In his book, Faith & Freedom, former US President Jimmy Carter tells of the difficulties he had when he was in office dealing with contentious issues such as abortion.
Every fibre of his body was repulsed by what his Southern Baptist background taught him to believe was wrong. And yet he realised that the privilege of occupying arguably the most powerful position in the world did not extend to imposing his deeply held beliefs on others, whose values were different.
I have been given the opportunity to submit a paper to one of our political parties on the subject of same-sex marriages. Like Jimmy Carter, my upbringing tells me it is just plain wrong. Marriage is the union of a man and a woman, but David Cameron favours redefining marriage as the union of two people and, like it or not, it is coming our way.
The ultimate question we who have a view will have to ask is this: is there a difference between standing up for what you believe and unfair discrimination? Do we have the right to impose our views on others who do not share our religious beliefs, our view of morality and our cultural norms and values? And surely leadership must come into it? Or does it?
In other words, while we must strive to maintain freedom of religion: that is, freedom to worship and live in accordance with our beliefs, it is equally important to recognise that there are those who are entitled to freedom from religion.
Put another way: where does one individual’s freedom begin and another’s end? For example, if a church-going member of the public - not to mention a pastor, priest or vicar - is offended by the prospect of the marriage of two men or two women, do the rights of the gay couple to have their union solemnised in a church completely supersede the rights of others to stand by their principles? Could it be that, as in the old movie Fiddler on The Roof, there comes a point when you have to say: ‘No! There is no other hand!’
However secular our society becomes, there must be a point beyond which we do not go. Morality might be relative, but it is a factor and it should not be ignored for that reason.
Add to this the requirements of Section 75 of the Northern Ireland Act 1998 - ‘... to have due regard to the need to promote equality of opportunity between persons of different religious belief, political opinion, racial group, age, marital status or sexual orientation’ – and the position appears to be quite clear.
But it’s far from clear!
For me, I can only say that I cannot support the introduction of same-sex marriages, but on the other hand if two unrelated people - two men, or two women - want to be seen as a married couple, is it any of my business?
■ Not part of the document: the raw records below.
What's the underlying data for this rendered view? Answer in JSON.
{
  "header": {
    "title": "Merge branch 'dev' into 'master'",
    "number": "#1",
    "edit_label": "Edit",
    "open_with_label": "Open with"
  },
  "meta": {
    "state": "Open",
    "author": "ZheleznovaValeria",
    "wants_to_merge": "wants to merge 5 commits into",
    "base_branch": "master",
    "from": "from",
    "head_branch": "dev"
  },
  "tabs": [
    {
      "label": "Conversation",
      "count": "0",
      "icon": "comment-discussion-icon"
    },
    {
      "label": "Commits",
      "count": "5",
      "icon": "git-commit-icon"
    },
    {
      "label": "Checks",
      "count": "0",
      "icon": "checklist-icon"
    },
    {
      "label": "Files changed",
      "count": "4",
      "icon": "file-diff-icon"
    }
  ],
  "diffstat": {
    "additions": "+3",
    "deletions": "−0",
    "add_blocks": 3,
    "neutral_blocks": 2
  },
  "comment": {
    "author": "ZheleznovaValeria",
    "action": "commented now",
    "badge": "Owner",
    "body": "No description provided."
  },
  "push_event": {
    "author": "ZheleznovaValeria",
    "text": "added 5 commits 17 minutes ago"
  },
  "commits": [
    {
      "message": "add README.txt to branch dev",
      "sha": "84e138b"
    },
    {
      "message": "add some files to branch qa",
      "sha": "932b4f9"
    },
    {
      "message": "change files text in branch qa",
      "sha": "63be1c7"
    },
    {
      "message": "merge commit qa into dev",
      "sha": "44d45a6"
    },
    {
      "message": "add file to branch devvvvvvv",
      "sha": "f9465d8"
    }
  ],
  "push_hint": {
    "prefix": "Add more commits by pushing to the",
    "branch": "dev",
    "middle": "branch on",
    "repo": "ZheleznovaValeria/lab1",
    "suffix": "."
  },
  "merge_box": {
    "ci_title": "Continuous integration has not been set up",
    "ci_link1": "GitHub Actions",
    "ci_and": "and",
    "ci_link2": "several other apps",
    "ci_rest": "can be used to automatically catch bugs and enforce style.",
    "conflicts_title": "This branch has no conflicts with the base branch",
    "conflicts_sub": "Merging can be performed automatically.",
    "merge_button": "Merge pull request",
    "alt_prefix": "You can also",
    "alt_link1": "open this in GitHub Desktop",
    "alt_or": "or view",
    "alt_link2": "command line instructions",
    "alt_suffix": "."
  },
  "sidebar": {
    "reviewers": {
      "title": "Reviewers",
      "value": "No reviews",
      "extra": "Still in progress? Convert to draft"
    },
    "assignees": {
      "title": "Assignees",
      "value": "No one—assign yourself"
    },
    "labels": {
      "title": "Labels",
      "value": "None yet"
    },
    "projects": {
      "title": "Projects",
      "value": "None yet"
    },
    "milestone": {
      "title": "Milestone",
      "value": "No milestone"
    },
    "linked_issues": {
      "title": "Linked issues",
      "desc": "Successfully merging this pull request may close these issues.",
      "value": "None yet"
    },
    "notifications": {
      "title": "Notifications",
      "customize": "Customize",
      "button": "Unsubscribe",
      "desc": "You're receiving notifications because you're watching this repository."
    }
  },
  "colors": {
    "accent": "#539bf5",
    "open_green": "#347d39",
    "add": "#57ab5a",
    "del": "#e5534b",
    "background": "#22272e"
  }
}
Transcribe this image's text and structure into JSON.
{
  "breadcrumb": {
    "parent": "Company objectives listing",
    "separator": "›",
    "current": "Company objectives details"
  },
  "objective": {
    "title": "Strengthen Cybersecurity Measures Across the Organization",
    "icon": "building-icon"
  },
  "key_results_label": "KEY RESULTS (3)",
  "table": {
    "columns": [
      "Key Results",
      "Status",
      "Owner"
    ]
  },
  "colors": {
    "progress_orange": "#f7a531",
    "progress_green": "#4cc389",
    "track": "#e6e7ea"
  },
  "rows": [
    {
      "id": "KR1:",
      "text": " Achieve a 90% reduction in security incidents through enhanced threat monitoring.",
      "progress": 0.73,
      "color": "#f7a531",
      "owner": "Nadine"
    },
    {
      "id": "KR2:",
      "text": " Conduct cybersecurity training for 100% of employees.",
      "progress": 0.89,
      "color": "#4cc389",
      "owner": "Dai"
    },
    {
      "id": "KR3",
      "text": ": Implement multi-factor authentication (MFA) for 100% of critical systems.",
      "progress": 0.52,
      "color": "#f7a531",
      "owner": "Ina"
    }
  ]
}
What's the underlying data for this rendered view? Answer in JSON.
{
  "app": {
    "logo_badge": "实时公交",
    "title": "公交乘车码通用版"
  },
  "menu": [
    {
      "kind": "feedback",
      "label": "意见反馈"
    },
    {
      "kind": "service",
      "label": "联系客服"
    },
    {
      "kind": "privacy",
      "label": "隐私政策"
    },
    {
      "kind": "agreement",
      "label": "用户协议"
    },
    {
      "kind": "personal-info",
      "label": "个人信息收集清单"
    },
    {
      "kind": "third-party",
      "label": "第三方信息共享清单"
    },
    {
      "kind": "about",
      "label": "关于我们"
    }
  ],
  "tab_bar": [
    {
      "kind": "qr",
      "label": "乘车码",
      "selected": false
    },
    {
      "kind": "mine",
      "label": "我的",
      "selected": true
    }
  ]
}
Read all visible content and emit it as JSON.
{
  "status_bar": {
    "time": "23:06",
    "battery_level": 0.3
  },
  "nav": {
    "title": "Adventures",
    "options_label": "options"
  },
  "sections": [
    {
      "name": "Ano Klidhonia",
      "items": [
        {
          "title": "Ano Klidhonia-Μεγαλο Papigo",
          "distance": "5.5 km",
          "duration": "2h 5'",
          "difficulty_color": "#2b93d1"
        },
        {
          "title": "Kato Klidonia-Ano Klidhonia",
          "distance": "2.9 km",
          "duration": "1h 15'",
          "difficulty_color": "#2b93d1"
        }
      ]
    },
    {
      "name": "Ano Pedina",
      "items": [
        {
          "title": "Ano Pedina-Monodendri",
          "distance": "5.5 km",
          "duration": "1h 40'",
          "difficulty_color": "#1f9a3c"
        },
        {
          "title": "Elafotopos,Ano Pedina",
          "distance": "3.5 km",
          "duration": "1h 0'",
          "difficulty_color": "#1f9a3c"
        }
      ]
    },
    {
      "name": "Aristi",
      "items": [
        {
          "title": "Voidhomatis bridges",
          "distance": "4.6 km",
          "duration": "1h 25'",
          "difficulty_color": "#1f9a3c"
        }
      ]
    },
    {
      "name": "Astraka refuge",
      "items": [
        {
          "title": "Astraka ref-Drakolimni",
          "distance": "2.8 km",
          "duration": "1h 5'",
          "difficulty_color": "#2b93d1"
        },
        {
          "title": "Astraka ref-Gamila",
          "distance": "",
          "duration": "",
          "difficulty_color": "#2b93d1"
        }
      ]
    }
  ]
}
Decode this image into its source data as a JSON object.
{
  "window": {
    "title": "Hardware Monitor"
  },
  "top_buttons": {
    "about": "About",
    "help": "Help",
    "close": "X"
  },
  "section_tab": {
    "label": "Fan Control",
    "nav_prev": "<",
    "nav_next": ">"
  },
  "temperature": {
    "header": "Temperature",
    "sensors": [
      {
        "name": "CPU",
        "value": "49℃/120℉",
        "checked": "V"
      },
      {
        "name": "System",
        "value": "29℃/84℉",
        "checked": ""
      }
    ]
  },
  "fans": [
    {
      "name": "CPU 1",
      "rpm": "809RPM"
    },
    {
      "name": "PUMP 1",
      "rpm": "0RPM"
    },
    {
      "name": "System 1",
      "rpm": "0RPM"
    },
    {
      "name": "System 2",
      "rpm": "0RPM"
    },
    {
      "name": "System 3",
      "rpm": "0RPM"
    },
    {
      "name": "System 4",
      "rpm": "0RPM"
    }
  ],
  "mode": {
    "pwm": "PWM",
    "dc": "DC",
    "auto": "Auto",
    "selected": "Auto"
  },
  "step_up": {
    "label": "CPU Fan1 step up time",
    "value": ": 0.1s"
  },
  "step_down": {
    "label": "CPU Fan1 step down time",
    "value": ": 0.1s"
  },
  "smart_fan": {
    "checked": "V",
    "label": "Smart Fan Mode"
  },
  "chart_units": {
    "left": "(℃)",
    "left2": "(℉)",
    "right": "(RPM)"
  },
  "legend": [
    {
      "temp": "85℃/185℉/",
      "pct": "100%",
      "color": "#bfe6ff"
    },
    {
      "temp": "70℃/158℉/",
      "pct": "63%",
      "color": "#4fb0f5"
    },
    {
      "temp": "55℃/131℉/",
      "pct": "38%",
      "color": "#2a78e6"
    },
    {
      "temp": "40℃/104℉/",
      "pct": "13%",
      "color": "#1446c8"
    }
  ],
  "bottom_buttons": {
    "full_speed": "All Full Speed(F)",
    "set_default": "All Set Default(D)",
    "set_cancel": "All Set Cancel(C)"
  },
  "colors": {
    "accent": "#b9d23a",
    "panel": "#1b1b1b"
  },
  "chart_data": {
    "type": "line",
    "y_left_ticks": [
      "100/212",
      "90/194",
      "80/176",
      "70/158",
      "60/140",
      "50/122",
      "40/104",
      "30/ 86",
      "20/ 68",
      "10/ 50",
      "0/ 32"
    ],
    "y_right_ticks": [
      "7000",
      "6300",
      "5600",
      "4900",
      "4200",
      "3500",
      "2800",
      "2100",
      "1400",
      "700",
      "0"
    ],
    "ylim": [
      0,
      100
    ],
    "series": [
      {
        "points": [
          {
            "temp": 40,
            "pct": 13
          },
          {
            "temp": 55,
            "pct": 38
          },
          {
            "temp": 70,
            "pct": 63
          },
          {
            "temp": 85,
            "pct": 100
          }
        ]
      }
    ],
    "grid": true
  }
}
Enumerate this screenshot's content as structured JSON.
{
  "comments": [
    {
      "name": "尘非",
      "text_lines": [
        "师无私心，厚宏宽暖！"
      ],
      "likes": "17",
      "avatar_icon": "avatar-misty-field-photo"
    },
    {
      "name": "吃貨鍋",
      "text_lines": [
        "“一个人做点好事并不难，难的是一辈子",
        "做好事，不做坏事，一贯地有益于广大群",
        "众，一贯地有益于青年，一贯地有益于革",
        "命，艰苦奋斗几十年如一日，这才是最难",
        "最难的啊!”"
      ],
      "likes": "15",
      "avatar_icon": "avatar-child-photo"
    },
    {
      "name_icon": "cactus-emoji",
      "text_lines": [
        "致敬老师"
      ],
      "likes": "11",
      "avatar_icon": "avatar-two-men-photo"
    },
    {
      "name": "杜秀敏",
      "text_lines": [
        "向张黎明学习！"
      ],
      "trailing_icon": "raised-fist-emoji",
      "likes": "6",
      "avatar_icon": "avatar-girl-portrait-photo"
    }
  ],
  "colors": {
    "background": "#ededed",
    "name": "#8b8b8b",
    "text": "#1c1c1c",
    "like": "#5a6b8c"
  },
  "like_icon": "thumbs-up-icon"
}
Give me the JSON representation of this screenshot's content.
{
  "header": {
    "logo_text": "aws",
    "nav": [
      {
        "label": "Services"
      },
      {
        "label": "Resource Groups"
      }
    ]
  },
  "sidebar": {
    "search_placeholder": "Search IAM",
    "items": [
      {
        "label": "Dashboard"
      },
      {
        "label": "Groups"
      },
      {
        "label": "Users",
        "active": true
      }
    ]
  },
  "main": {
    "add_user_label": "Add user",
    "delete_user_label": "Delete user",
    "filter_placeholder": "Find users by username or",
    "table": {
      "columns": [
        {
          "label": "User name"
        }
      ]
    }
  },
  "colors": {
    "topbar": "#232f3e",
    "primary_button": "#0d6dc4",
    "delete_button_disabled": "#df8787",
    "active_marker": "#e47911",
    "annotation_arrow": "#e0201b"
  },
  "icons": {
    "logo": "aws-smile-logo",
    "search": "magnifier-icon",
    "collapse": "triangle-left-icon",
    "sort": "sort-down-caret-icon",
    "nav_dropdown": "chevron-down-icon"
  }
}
Therefore, the only fair and mature conclusion available to us is that while we are entitled to believe what we believe, we are not entitled to impose our values and beliefs on others, and that’s a balance not too hard to strike. But what do you think?